  • Support should be provided to users who need additional help.  

  • Consider quick assessment of digital literacy to help target training to those who need it most.  

  • Remember staff and student inductions – to reinforce the message of a ‘digital is normal’ organisation.

  • Ensure adequate resourcing for training and ongoing support for staff and students. 

Examples of electronic patient records

The Northern Ireland Electronic Care Record has transformed the availability of information and streamlined care. Smaller community systems in Northern Ireland include PARIS and LCID, used across multidisciplinary teams to relieve the reliance on paper and share information.  

And the encompass programme is implementing a new digital system that will create a single health record for every citizen across Northern Ireland. In secondary, community and social care, all professions involved will have appropriate access to patient and service-user information. In this new paper-free system, all old systems and paper documentation will be replaced. This is the biggest transformation in healthcare Northern Ireland has seen.  

Physiotherapists can get involved in the digital revolution by becoming digital champions. West Suffolk NHS Foundation Trust led the way in embedding a physiotherapist in its digital implementation team (Frontline article) and more trusts are following its example.  

West Suffolk’s EPR is now in widespread use, with digital links to community services and local GPs, and the local tertiary centre at Cambridge allowing health information to be displayed across the various EPRs.  

The ability to share the hospital record across trusts on different systems has been a game-changer in the way care is delivered, with information at the physiotherapist’s fingertips, regardless of where care is provided. 

What should I do next? 

Find out more about the clinical staff working in your digital teams. Most healthcare organisations have a chief clinical information officer and a chief nursing information officer who you could approach about becoming a digital champion. 
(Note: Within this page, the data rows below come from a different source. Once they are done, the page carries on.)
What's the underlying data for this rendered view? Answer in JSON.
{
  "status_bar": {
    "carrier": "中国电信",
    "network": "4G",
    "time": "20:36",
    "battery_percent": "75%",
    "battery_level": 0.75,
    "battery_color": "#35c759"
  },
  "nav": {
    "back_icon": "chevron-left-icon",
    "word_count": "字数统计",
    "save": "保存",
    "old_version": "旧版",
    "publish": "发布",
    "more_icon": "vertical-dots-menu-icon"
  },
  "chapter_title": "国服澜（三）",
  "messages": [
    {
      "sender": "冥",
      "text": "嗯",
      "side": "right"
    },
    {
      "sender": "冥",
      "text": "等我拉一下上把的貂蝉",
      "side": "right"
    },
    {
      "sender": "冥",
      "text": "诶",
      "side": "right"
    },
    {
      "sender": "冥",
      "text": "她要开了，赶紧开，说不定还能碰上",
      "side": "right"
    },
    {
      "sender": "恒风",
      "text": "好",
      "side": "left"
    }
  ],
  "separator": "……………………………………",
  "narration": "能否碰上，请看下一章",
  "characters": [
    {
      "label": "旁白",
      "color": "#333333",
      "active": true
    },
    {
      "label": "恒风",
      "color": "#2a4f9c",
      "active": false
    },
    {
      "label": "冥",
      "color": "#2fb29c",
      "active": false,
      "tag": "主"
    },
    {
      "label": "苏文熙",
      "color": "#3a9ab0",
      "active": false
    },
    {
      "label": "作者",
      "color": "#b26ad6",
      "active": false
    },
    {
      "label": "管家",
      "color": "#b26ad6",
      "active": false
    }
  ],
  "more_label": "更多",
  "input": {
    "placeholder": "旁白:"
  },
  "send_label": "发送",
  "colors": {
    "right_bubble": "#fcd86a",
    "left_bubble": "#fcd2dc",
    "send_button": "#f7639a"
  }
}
To find out about encompass in Northern Ireland, contact your trust encompass programme manager. 

Further information

Read the latest reports on digitisation of the NHS: 

Imagine tomorrow morning... 

You walk into work and sit down with your computer. A chime notifies you that your first patient is here. A chart automatically pops up with the patient’s previous history at the clinic clearly (and legibly) displayed.  

The referral and recent X-ray have been preloaded into the chart. You take a history, perform an assessment and enter the information. The computer recognises the information you entered and proposes treatments, along with levels of evidence. An outcome measure is automatically generated and the patient fills this out while you prepare for treatment.  

Relevant education materials are generated that you can link to the patient portal. After the treatment, you finish your documentation on the computer. A report or letter is automatically pre-populated with patient particulars, and you simply fine-tune it and send it electronically to the appropriate referrer or team member.  

A new appointment can be generated that will not conflict with any other appointments the patient may have. 

Elsewhere, researchers are using your anonymised outcome data from the patient to look at population health and build best-practice physiotherapy data.  

A fantasy? Maybe for now, but this is the dream and the promise of electronic patient records. 


  • Sarah Judge
  • Angela Mooney

Edited by Daniel Allen

Last reviewed: